Warnings from television manufacturers that watching the idiot box in 3D might make them not just stupider, but clumsier, appear to be unfounded.
Researchers at the University of Newcastle treated more 400 people, aged four to 82, to TV screenings of animated Pixar classic Toy Story – in traditional 2D as well as 3D.
Afterwards, their motor skills and balance were tested – tasks included walking along beams, stepping through blocks and guiding a loop of wire along a track without touching it.
The results, published today in journal Royal Society Open Science, found there was no evidence watching movies in 3D "causes a detectable impairment in balance or in visuomotor coordination".
Some TVs however come with safety information claiming not only can they cause headaches, but in the case of one Samsung 3D the researchers looked at, "motion sickness, perceptual after effects, disorientation, eye strain and decreased postural stability… altered vision, dizziness, cramps, convulsions and loss of awareness".

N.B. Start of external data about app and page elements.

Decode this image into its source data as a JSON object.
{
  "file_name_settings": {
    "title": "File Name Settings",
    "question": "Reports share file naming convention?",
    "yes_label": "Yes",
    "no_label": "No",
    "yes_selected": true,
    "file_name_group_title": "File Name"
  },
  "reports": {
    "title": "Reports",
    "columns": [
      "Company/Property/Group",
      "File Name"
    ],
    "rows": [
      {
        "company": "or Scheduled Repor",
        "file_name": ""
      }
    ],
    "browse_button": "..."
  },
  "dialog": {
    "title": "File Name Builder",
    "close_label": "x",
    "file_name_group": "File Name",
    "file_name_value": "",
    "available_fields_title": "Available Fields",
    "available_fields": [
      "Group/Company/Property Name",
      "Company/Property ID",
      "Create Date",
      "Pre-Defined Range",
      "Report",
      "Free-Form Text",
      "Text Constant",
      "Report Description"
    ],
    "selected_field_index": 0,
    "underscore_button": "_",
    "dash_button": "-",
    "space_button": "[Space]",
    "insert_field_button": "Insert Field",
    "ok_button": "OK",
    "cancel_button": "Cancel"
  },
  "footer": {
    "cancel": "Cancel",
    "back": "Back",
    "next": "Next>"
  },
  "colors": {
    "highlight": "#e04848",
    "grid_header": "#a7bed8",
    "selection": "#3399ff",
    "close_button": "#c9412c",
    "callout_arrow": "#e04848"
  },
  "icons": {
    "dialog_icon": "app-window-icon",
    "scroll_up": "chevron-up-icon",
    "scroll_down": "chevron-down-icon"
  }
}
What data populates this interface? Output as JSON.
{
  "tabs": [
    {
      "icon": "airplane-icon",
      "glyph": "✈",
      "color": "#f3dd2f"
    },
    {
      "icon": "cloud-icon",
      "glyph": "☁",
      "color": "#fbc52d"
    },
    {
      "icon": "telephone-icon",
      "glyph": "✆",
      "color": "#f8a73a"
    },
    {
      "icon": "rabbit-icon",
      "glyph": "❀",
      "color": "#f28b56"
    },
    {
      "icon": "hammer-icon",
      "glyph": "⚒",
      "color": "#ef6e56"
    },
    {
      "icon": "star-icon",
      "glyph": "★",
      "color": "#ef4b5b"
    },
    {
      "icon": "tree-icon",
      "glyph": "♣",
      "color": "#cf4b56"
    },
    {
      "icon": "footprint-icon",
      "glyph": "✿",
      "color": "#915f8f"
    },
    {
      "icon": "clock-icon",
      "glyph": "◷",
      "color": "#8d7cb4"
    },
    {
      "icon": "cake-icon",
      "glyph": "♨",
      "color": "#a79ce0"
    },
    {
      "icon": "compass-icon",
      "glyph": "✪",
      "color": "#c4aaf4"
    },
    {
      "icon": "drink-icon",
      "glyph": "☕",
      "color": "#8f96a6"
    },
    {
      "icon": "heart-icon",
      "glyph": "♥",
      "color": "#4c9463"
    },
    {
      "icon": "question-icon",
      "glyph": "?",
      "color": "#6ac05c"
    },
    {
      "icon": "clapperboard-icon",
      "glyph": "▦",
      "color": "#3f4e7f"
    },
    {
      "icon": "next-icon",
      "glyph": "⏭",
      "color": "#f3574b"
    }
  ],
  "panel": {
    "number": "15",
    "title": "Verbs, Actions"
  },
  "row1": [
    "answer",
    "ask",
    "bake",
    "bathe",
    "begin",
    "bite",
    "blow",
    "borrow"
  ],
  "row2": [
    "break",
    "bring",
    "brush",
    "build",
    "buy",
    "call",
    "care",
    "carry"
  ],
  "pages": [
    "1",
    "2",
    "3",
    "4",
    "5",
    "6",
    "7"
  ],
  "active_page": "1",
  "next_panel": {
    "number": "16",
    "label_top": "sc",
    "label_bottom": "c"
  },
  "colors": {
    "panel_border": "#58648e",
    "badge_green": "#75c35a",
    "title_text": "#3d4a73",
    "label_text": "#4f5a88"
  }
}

But, at least when it comes to 3D TVs, the study found this wasn't the case. Of the 433 participants, 66 reported adverse effects (including headaches and eyestrain), and only nine reported feeling faint or dizzy – and some of them weren't even watching 3D TV, they only thought they were.
And the data collected by the researchers during the post-movie tasks found no relationship between ill feelings and performance.
The study only looked at televisions, not the 3D cinema experience.
"We have found previously that viewers report more adverse effects with 3D television and video games than they do with cinema. This may be because the shorter viewing distance exacerbates the vergence/accommodation conflict.
"Thus, it seems unlikely that [3D] cinema would cause detectable impairments of balance and coordination, given the lack of effect of 3D TV."